Recently I received an email notification about this blog post in my inbox. It took me a little off guard because I didn’t remember when I had subscribed to this particular blog. But when I read the post I remembered. It had just been a long time since the blog had updated.
In the post itself the blog’s author discussed how growing doubt and uncertainty had kept her from posting anything in over a month, how that she had agonized over whether her writing was really good enough and how people would receive her work. It was a beautifully written piece, and I thought it was terribly courageous for this woman to share her fears so freely.
She’s not the only one with this problem either. I suffer from the same thing every week, and I suspect some of you do too.
“But Albert,” you may say, “Your blog updates every day (barring Sundays.) Surely you’ve conquered those demons of self doubt by now.”
Nope. Sorry to say I haven’t. See I suffer from a little thing called perfectionitis. Totally a real disorder. Not one I just made up as I was typing that sentence at all.
Perfectionitis is that feeling you get when you look back over your blog post and it just doesn’t look quite right. Something’s off. Maybe it doesn’t flow the way you wanted it to. Maybe it meanders from the originally prescribed topic. Maybe you can’t think of a third thing for your list of maybes.
You start to panic. “This is crap,” you think to yourself. “If I post this they’ll eat me alive. All my followers will leave and never return. Oh despair!”
You’re going off the rails. What you really need is a healthy dose of Truth to straighten you out. So here goes:
Truth Number One: your blog is not perfect.
Face it. You made a mistake somewhere along the way.
There’s a typo in your post somewhere. That sentence you’re closing the post with just doesn’t really give a good feeling of conclusion. You can’t think of a good third thing in your list of things that might be wrong with a blog post (seriously this one gets me every time.)
Whatever. Nobody’s perfect. I’m not perfect. You’re not perfect. We aren’t going to bat a thousand every game. This is a fact of life. Deal with it.
Fact Number Two: it doesn’t matter.
Here’s a little tidbit that will shock your socks off: Your readers do not hate you. They are not sitting at the edge of their chairs peering into their screens and thinking, “Aha! I found a typo! All my months of waiting have finally paid off.
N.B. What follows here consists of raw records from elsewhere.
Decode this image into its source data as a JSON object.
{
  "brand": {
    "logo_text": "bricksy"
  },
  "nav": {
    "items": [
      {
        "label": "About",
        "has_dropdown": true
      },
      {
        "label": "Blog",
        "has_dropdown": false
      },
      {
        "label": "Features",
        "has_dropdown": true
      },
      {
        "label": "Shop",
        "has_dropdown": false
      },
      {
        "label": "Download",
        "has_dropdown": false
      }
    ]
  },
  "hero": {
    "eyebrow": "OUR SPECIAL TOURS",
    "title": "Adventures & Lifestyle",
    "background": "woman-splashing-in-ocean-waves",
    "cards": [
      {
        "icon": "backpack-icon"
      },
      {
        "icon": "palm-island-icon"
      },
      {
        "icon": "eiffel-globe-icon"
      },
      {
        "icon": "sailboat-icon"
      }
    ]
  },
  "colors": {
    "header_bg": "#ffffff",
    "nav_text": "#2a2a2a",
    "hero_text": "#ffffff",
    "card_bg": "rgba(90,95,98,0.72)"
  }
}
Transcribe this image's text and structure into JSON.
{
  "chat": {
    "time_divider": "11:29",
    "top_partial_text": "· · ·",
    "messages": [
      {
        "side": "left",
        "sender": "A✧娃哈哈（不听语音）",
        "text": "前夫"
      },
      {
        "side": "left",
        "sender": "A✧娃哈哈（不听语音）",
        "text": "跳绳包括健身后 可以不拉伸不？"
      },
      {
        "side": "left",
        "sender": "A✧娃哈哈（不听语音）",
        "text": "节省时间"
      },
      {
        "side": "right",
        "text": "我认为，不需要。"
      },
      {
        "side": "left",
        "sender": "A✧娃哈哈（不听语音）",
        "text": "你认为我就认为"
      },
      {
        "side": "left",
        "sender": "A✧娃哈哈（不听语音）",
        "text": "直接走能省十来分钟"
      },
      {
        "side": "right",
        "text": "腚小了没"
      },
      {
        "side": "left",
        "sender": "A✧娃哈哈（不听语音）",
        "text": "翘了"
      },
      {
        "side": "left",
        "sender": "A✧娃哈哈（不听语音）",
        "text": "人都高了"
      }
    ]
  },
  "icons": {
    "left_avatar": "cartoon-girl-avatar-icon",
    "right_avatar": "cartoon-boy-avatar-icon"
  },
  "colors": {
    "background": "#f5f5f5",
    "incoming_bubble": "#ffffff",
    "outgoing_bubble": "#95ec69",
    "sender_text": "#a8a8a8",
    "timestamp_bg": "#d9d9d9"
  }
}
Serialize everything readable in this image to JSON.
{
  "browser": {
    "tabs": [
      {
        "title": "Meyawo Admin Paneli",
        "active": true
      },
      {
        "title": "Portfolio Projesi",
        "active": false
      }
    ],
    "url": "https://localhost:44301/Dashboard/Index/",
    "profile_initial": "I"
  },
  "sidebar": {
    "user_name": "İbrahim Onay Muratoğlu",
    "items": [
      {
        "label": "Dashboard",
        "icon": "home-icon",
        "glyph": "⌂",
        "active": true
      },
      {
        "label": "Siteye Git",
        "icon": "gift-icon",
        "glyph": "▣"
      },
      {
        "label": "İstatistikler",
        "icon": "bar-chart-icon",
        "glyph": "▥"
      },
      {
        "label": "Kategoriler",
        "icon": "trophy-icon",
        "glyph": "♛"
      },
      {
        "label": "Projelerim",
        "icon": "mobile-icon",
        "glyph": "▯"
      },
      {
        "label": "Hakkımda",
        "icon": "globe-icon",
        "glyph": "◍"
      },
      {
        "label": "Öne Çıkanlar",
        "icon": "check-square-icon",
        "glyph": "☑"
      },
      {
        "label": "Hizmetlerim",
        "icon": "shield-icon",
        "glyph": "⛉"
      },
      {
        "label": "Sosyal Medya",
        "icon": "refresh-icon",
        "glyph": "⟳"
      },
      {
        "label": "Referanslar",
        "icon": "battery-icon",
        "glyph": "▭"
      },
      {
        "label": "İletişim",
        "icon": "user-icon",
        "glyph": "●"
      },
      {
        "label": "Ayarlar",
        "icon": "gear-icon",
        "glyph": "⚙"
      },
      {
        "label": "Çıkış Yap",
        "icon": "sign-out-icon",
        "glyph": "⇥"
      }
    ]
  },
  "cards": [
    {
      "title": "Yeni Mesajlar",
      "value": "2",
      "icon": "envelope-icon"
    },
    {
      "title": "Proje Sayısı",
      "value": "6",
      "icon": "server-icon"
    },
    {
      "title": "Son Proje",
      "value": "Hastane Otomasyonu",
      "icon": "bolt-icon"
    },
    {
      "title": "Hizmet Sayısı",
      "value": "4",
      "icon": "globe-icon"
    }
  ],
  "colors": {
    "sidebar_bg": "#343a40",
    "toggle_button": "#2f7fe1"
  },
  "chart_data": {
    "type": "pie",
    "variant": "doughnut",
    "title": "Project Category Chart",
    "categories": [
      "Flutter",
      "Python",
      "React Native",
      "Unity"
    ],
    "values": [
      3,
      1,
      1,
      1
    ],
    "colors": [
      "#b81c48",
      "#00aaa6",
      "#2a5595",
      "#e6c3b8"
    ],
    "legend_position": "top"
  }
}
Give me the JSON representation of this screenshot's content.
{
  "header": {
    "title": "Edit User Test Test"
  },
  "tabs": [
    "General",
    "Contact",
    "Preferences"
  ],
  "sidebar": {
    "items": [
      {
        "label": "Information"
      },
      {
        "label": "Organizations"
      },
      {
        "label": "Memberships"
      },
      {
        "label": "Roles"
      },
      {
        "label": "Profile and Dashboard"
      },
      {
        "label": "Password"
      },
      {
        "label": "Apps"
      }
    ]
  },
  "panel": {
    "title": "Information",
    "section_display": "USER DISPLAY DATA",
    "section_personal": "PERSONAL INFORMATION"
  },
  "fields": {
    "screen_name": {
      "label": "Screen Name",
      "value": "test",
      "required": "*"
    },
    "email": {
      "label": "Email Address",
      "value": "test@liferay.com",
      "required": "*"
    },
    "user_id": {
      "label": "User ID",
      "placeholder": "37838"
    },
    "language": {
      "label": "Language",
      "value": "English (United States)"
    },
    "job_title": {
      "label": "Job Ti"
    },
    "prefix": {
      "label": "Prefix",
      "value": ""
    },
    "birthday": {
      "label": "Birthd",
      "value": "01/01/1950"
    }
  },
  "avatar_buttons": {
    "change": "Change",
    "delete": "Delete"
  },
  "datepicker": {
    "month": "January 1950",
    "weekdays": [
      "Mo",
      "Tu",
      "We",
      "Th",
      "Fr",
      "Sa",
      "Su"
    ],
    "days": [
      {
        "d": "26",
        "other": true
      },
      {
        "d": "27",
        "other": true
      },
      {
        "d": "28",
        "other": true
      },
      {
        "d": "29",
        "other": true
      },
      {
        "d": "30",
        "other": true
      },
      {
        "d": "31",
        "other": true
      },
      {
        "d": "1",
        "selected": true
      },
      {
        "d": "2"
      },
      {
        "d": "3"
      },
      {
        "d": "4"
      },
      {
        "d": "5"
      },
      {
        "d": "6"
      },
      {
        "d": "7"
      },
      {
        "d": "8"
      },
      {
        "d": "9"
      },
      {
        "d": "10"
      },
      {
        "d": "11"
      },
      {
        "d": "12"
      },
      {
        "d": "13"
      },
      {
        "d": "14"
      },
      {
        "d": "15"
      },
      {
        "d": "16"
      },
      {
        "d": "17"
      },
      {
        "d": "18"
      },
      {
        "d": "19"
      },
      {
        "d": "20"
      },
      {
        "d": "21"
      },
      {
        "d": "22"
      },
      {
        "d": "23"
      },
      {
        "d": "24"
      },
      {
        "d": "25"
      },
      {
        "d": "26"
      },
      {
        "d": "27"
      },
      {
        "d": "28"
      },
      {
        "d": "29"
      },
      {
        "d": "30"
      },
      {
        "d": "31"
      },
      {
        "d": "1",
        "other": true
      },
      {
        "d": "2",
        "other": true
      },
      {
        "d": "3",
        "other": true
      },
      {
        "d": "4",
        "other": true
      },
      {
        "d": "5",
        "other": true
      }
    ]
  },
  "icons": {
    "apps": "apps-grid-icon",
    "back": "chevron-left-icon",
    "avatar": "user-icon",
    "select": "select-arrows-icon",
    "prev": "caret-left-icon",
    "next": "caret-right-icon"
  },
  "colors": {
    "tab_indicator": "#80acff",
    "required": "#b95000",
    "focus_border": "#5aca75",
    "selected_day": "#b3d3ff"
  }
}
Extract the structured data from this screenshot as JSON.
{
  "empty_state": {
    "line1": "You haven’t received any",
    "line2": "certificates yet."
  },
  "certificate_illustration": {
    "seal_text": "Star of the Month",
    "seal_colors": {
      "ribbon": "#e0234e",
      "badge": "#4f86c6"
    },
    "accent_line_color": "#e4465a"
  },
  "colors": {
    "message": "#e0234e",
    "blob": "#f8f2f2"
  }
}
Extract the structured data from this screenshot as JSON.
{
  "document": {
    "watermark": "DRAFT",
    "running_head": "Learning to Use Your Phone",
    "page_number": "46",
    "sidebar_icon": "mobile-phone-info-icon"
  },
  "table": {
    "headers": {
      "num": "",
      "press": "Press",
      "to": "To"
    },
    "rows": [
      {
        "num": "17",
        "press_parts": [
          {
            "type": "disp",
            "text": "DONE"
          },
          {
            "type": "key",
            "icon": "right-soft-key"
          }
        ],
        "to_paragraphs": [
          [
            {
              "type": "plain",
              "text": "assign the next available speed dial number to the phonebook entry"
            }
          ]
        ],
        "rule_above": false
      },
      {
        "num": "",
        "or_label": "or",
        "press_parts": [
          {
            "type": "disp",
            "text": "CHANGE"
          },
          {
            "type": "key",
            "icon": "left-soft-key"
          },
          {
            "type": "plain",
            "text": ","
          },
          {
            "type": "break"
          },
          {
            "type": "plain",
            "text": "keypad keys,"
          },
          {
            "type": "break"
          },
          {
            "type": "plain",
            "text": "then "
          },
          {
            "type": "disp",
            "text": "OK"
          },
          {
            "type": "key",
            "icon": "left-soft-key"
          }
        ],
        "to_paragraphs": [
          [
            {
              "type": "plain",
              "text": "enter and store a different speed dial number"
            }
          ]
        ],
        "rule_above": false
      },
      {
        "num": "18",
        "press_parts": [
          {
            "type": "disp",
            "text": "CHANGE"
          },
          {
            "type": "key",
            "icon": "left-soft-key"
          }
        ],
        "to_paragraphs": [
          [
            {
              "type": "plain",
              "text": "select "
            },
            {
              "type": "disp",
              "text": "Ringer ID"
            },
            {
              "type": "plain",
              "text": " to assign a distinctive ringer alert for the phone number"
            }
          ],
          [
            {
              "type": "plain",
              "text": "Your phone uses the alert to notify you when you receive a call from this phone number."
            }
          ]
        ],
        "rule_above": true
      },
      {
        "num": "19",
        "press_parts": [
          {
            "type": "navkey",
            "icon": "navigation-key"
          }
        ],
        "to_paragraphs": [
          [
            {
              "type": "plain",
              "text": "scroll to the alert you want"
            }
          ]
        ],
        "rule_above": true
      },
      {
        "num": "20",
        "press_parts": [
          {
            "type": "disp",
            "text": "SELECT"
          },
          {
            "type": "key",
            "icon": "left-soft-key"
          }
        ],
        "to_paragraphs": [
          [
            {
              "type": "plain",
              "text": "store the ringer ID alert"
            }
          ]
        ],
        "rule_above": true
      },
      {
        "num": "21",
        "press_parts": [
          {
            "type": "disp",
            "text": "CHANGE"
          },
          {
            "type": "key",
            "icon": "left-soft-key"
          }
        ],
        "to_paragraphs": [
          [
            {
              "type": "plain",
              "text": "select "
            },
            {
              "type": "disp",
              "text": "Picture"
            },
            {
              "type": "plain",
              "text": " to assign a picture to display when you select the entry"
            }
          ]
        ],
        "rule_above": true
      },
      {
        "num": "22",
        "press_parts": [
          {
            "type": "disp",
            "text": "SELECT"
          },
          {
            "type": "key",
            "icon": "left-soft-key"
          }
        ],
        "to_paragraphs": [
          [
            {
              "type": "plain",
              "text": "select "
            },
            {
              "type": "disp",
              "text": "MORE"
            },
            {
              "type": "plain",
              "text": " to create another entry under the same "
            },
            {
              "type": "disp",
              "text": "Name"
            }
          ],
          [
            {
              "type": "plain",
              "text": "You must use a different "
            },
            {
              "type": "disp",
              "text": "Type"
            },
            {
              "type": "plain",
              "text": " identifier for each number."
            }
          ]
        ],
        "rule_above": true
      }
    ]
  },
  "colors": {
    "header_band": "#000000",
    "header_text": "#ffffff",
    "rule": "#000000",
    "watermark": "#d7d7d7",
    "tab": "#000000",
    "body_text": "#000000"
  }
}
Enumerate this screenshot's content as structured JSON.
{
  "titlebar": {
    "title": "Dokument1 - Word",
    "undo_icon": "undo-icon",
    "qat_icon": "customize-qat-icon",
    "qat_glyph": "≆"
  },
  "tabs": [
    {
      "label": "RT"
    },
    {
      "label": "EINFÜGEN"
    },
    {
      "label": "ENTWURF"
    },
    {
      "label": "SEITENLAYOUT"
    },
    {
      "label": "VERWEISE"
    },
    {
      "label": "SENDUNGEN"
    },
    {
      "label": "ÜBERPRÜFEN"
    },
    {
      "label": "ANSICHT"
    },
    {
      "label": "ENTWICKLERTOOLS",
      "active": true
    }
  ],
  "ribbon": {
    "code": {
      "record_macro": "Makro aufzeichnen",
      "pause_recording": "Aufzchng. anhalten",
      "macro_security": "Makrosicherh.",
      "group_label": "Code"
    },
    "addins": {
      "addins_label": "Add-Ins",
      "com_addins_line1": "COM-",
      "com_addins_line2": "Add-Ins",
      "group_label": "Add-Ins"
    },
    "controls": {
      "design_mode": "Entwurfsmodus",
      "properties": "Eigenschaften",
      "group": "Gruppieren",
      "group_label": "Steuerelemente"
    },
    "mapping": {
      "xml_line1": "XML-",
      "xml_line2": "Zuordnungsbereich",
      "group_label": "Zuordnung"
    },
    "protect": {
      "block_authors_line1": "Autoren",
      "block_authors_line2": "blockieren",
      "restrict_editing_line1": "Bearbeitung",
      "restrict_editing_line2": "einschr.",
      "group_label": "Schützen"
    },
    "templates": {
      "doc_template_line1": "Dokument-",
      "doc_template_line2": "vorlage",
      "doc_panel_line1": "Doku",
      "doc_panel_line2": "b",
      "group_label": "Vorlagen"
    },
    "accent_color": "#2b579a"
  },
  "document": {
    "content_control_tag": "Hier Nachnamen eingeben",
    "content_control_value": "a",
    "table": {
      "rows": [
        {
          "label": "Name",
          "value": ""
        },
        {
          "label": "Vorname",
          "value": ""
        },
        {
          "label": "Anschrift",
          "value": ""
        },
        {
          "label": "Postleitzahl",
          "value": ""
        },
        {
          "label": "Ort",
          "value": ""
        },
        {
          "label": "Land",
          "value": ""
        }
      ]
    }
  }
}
To the comments!”
Probably they’re people just like you. They’re reading your blog because they think you might have something interesting to say. The truth is, most people want to like your blog.
They aren’t looking for a reason to leave. They’re looking for a reason to stay.
You do not have to be perfect.
Fact Number Three: consistency is just as important as quality.
Please note that I did not say that quality is unimportant. This is another area where you need that magic quality of balance. Yes, you should be concerned with how well you’ve written your blog. Yes, you should check your work as best you can.
But if you can’t get it perfect post it anyway.
Here’s a fact that probably won’t shock you. Almost every website that I visit regularly updates regularly. My favourite blogs are the ones that have new posts multiple times a week. And not all those posts have to be perfect and wonderful for me to keep coming back to those blogs.
A while back, Chuck Wendig made a few posts about playing the game Minecraft. I have zero interest in Minecraft, but I didn’t say, “Well Chucky I’ll be taking my blog reading services elsewhere thank you very much.” Because the next day he had another post and another one on the day after that, they had something I could learn from.
Bottom line is this: we are creatures of habit. If you post the single greatest blog post in the history of the world and then stop, chances are no one is going to notice. If you want to gain any kind of following you have to keep pushing through that demon of doubt.
And who knows? You might not love that blog post but someone else might. Often we criticize ourselves so harshly we forget to see the good in our work.
So that’s my two cents worth. I hope that it’s given you some encouragement. But if not, then stick around. I’ll try something else tommorow.